RECORDS FOR THIS TASK:
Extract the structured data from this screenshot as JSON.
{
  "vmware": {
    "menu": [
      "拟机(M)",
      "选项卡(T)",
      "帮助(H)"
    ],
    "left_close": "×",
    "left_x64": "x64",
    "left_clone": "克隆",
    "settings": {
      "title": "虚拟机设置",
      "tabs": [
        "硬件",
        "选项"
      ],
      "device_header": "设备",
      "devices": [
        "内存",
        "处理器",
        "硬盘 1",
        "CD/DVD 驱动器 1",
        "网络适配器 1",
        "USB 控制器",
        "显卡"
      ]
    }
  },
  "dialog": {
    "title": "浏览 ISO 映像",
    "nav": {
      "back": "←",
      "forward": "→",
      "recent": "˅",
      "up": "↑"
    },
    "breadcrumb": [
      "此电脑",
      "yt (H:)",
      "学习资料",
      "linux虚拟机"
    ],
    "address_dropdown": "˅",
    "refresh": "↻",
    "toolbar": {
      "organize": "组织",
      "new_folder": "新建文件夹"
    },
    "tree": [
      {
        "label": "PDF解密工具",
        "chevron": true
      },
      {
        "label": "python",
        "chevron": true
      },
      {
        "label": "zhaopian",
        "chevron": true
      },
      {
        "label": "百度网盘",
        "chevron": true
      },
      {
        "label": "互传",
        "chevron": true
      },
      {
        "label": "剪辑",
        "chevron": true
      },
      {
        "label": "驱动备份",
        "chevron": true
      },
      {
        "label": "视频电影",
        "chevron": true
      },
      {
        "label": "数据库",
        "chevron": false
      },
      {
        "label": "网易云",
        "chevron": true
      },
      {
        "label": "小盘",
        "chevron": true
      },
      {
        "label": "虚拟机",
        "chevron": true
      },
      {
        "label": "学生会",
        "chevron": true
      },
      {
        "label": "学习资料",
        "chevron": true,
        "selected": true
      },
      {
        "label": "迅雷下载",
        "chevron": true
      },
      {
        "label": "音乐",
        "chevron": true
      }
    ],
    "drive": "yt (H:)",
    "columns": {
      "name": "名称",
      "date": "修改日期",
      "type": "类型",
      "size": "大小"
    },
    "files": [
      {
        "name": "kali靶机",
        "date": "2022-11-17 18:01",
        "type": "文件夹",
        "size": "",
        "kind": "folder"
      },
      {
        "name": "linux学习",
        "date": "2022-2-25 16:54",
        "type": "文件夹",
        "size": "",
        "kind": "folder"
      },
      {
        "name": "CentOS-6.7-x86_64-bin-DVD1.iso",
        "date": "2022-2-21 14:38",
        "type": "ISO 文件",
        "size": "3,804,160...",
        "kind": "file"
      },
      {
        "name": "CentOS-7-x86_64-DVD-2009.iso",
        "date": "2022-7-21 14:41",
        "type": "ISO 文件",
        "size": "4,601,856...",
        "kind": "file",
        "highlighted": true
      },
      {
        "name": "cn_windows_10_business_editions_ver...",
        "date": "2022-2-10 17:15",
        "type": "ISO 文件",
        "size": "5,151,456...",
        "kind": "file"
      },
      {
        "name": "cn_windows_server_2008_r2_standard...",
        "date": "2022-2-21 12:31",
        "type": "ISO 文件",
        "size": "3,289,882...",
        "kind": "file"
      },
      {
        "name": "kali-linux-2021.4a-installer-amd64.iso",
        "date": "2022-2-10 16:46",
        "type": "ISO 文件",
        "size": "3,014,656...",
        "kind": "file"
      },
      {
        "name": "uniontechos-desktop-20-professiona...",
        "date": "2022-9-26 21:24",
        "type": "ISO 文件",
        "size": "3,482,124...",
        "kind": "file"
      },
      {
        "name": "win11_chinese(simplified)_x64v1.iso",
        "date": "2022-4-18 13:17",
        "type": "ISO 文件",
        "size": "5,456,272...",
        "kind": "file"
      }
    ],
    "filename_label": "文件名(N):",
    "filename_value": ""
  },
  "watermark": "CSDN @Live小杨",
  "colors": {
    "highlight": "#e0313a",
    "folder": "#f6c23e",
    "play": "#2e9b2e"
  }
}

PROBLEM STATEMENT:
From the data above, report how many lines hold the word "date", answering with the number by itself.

EXERCISE SOLUTION:
10